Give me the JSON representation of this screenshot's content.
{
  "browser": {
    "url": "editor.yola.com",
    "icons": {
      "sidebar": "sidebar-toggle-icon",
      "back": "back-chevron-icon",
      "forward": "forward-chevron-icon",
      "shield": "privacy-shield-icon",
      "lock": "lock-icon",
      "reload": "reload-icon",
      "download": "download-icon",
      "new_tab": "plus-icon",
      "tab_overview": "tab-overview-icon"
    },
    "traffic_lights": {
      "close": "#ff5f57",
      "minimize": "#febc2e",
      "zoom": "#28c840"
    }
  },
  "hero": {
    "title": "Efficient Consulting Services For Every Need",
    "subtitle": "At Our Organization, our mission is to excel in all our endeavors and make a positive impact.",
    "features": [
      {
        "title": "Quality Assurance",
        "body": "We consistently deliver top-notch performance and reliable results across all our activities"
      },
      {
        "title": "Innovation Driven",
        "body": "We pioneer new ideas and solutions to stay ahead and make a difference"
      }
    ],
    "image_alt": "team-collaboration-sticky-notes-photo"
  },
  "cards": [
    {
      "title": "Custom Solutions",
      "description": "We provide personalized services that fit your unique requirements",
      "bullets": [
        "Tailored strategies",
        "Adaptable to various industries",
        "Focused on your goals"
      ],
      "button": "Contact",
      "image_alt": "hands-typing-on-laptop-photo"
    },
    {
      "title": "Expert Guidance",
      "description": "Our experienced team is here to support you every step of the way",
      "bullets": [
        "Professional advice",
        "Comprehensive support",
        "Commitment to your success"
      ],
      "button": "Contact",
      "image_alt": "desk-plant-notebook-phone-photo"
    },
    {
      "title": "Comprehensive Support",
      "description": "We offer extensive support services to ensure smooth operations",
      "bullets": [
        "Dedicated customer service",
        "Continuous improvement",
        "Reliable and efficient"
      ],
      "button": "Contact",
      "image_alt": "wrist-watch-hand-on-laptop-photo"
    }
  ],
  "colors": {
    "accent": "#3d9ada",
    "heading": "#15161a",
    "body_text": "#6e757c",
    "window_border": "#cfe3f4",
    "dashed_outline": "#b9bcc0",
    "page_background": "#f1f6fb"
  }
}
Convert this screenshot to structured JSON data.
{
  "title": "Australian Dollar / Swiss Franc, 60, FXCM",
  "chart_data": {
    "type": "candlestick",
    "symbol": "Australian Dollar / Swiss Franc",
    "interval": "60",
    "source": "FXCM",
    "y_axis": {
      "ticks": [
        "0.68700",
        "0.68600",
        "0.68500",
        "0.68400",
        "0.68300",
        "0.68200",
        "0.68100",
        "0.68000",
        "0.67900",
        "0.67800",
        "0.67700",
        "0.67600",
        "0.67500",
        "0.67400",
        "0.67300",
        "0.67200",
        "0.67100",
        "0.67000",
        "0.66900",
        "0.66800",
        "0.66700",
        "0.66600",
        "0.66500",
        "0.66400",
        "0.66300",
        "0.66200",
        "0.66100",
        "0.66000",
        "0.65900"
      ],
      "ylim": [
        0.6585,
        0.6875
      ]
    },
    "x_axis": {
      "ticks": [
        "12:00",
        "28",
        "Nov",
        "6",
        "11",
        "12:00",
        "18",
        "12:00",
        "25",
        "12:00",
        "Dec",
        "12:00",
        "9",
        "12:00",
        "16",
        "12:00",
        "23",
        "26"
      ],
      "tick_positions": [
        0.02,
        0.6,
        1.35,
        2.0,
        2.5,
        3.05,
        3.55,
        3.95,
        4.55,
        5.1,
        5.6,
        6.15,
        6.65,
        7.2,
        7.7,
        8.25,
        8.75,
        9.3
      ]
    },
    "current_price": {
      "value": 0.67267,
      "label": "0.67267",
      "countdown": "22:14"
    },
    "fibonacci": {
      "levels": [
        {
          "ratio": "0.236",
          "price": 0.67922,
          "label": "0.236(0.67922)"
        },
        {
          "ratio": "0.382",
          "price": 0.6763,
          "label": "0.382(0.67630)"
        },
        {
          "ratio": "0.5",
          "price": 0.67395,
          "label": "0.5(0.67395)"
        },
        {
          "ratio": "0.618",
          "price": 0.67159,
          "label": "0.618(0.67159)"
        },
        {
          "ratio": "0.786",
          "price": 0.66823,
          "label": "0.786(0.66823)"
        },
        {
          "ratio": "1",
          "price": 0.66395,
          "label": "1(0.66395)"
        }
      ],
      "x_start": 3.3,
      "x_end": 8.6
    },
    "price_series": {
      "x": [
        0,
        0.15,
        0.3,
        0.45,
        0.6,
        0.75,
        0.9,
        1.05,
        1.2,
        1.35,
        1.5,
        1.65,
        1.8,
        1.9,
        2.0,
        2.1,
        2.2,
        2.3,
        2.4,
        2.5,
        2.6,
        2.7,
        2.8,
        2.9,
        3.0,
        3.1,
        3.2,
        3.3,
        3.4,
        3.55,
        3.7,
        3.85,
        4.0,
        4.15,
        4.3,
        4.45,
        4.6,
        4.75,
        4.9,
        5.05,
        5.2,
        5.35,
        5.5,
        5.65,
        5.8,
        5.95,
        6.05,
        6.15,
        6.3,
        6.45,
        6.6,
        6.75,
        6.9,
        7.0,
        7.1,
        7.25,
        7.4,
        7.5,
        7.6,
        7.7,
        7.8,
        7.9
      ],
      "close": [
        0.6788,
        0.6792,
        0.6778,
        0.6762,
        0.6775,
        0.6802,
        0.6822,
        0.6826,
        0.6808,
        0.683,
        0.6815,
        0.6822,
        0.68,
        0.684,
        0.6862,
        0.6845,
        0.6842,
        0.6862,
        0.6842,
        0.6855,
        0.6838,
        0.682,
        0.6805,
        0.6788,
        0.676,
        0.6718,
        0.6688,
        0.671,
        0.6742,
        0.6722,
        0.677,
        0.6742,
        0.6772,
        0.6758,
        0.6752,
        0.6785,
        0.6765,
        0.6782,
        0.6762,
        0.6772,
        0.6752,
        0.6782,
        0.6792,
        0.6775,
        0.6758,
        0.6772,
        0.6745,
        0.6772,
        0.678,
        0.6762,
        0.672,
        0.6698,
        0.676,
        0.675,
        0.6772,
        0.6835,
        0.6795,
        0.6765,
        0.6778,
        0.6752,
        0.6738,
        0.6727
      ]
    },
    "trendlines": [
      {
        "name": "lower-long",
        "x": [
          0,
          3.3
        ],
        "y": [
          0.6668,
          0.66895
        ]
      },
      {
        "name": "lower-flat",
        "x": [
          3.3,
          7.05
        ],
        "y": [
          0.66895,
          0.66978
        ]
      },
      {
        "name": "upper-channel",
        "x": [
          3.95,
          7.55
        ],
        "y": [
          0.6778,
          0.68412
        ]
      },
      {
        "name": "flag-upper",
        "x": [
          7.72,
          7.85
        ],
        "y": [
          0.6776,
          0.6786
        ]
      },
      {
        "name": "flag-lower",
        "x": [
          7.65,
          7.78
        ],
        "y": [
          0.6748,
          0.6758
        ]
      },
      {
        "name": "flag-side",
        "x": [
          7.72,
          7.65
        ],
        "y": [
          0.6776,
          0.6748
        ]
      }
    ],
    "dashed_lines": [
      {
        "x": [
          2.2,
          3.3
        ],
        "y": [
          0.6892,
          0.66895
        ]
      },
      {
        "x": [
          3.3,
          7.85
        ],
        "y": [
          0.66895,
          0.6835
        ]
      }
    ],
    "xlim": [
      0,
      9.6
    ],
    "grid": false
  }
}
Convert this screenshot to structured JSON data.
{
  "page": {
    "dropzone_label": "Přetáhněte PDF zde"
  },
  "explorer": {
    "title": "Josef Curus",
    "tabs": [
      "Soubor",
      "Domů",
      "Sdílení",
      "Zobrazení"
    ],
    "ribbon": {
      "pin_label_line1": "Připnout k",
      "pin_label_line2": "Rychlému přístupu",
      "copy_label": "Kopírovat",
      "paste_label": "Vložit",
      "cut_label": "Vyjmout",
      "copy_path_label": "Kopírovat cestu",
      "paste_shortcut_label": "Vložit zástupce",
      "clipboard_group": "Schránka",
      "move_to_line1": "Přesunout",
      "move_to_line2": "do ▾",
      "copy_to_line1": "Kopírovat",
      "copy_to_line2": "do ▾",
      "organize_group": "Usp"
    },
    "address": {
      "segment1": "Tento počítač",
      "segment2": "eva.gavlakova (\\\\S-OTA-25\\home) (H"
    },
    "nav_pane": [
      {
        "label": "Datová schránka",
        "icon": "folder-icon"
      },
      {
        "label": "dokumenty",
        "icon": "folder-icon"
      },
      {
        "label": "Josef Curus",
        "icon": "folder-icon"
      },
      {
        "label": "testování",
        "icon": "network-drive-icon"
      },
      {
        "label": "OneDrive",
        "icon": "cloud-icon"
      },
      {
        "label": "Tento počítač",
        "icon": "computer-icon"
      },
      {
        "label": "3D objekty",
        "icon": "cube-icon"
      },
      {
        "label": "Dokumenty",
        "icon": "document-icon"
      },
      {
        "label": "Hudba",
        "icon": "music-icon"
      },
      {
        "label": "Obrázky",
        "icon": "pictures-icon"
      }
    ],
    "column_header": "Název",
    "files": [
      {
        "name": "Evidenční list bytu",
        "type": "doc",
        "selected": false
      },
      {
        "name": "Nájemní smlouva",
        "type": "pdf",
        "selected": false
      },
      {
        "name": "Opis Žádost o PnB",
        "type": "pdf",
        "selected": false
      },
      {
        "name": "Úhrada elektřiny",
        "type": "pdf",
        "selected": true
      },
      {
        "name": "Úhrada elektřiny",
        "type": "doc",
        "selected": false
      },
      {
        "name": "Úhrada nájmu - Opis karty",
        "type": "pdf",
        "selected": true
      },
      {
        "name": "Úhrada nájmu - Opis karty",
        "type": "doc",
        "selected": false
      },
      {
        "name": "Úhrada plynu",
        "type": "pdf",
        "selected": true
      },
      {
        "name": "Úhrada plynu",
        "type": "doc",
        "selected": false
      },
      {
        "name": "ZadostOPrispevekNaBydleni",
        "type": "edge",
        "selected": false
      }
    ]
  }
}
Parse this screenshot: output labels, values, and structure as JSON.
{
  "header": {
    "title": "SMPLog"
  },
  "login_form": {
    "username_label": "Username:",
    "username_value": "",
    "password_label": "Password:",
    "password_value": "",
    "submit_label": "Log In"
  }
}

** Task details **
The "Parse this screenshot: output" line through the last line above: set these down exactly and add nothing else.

** Written answer **
Parse this screenshot: output labels, values, and structure as JSON.
{
  "header": {
    "title": "SMPLog"
  },
  "login_form": {
    "username_label": "Username:",
    "username_value": "",
    "password_label": "Password:",
    "password_value": "",
    "submit_label": "Log In"
  }
}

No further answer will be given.